It’s been a busy summer. Over the last couple of months I’ve written two articles, animated a music video, printed a little art book, built a big wooden projector enclosure and done a lot of work on grotto with my friend Paul (oh, and I made a barely playable twine game based on a dream I had about a horror text adventure version of Dig Dug). Right now I’m taking some of the visual work that’s going towards a future graphical version of grotto and working it into something for a fall group show at UCLA. Hopefully the two articles I wrote get published as one of them supports this work for the fall show.More ➜
Supposedly, some people believe the desert is empty and others who know better reply that the desert is full of wonder. Claims of barrenness are politically useful in exploitative, extractive economies, and it’s worthwhile to examine and preempt them. […] Link Article by Elisabeth Nicula for Momus
Grotto has some somewhat unique challenges to its success as an actual game because it uses an atomic maze structure where exits are blind guesses about what is inside adjoining rooms. This mode is inherited from interactive fiction, Hunt the Wumpus, MUDS, etc– games that either had puzzles within the rooms themselves, or relied on constructing a mental model of the maze based on guesses (each one potentially fatal, in the case of Wumpus). I’ve had critiques about whether the game is intelligible and whether there is any player enticement to play. I’ve kind of sidestepped these critiques by saying that the real game mechanics haven’t been implemented yet, and that they would be the sugar that activates the content I am spreading through the maze in room and item descriptions. This suggests that I have some kind of plan for game mechanics though, and all my game design ideas gravitate towards roguelike mechanics, which may not be a good fit here. A roguelike structure where a visual map is slowly completed by exploring would probably require a substantial amount of retooling.More ➜
Last night I was thinking about how to evolve the gui for grotto.
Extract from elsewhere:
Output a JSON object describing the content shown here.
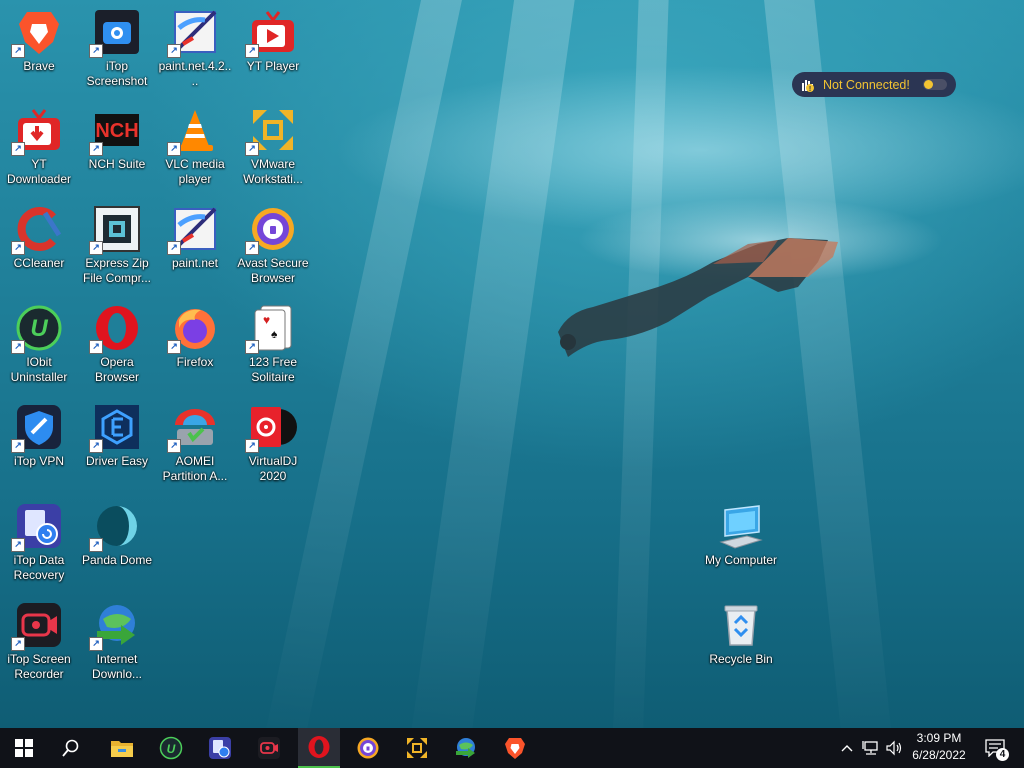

Specifically- taking the older text view and fusing some elements from the joystick-gui view into it. I’d like to add a div with a top down map view of the room you are in with glyphs signifying items and doors. I added some new tiles to my drawing tool and started playing with the most minimal way to represent objects. when I stopped trying hard to represent things and abstracted all the way down to two-tile glyphs, I immediately unlocked a memory- another atari game (eyeroll emoji). The creatures from imagic’s Cosmic ArcMore ➜